In the Cook Islands, traditions also vary. At Rarotonga, Tiki is the guardian of the entrance to Avaiki, the underworld. Offerings were made to him as gifts for the departing soul of someone who is dying. At Mangaia, Tiki is a woman, the sister of Veetini, the first person to die a natural death. The entrance to Avaiki (the underworld) is called ‘the chasm of Tiki’ (Tregear 1891:151).
According to Easter Island (Rapa Nui) legend, Hotu Matu’a, the first chief brought along a moai (other traditional sources mention two) symbolizing ancestors, which became the model for the large moai. Dr. Jo Anne Van Tilburg of the Easter Island Statue Project at UCLA says that the first stone statues originated on Rapa Nui, although oral traditions do not support this and hers is just an opinion. Others contend that the first statues originated in the Marquesas or the Austral Islands.
Moai , or mo‘ai, are monolithichuman figures carved by the Rapa Nui people on Easter Island in eastern Polynesia between the years 1250 and 1500. Nearly half are still at Rano Raraku, the main moai quarry, but hundreds were transported from there and set on stone platforms called ahuaround the island’s perimeter. Almost all moai have overly large heads three-eighths the size of the whole statue. The moai are chiefly the living faces (aringa ora) of deified ancestors (aringa ora ata tepuna). The statues still gazed inland across their clan lands when Europeans first visited the island in 1722, but all of them had fallen by the latter part of the 19th century.
The statues were carved by the Polynesian colonizers of the island, mostly between circa 1250 A.D. and 1500 A.D. In addition to representing deceased ancestors, the moai, once they were erected on ahu, may also have been regarded as the embodiment of powerful living or former chiefs and important lineage status symbols.
It is not known exactly which group in the communities were responsible for carving statues. Oral traditions suggest that the moai were either carved by a distinguished class of professional carvers who were comparable in status to high-ranking members of other Polynesian craft guilds, or, alternatively, by members of each clan.
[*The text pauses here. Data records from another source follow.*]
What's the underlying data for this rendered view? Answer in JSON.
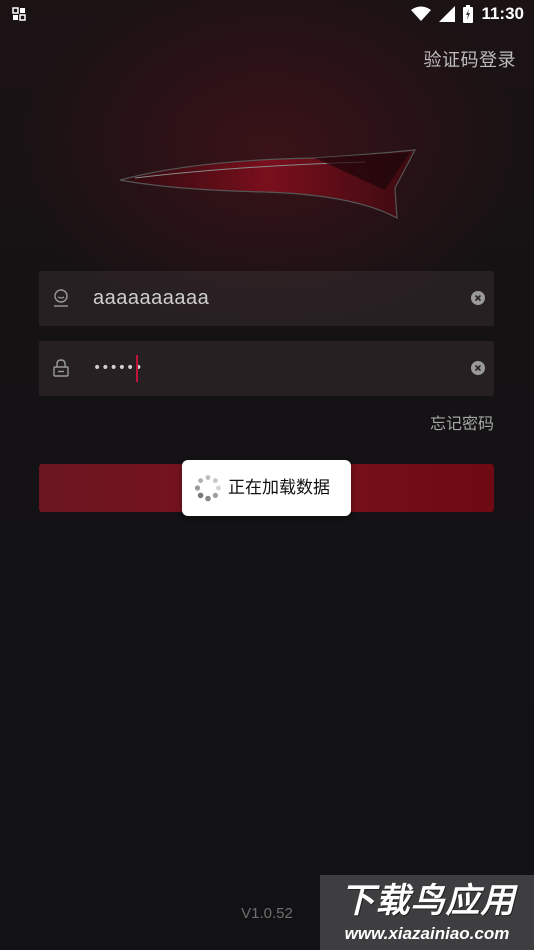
{
  "status_bar": {
    "time": "11:30",
    "icons": [
      "notification-icon",
      "wifi-icon",
      "signal-icon",
      "battery-icon"
    ]
  },
  "header": {
    "sms_login_label": "验证码登录"
  },
  "login_form": {
    "username": {
      "value": "aaaaaaaaaa",
      "icon": "user-icon"
    },
    "password": {
      "masked_value": "••••••",
      "icon": "lock-icon"
    },
    "clear_icon": "clear-icon",
    "forgot_password_label": "忘记密码"
  },
  "loading_dialog": {
    "text": "正在加载数据"
  },
  "footer": {
    "version": "V1.0.52"
  },
  "watermark": {
    "title": "下载鸟应用",
    "url": "www.xiazainiao.com"
  },
  "colors": {
    "background": "#121214",
    "accent_red": "#7a121d",
    "caret": "#c0133a",
    "text_light": "#cfcfcf",
    "text_muted": "#a6a6a6"
  }
}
The oral histories show that the Rano Rarakuquarry was subdivided into different territories for each clan.
Oral histories recount how various people used divine power to command the statues to walk. The earliest accounts say a king named Tuu Ku Ihu moved them with the help of the god Makemake, while later stories tell of a woman who lived alone on the mountain ordering them about at her will.
Scholars currently support the theory that the main method was that the moai were “walked” upright (some assume by a rocking process), as laying it prone on a sledge (the method used by the Easter Islanders to move stone in the 1860s) would have required an estimated 1500 people to move the largest moai that had been successfully erected. In 1998, Jo Anne Van Tilburg suggested fewer than half that number could do it by placing the sledge on lubricated rollers. In 1999, she supervised an experiment to move a nine-tonne moai. They attempted to load a replica on a sledge built in the shape of an A frame that was placed on rollers. A total of 60 people pulled on several ropes in two attempts to tow the moai. The first attempt failed when the rollers jammed up. The second attempt succeeded when they embedded tracks in the ground. This was on flat ground and used eucalyptus wood rather than the native palm trees that would have lived on the island.
And in comemoration of Pacfic Island history, cultural restaurants, Tiki bars and their drinks... are another expression of the tradition.
Te Vaka is an Oceanic music group that performs original contemporary Pacific music or “South Pacific Fusion”. The group was founded in 1995 by singer and songwriter Opetaia Foa’i in New Zealand.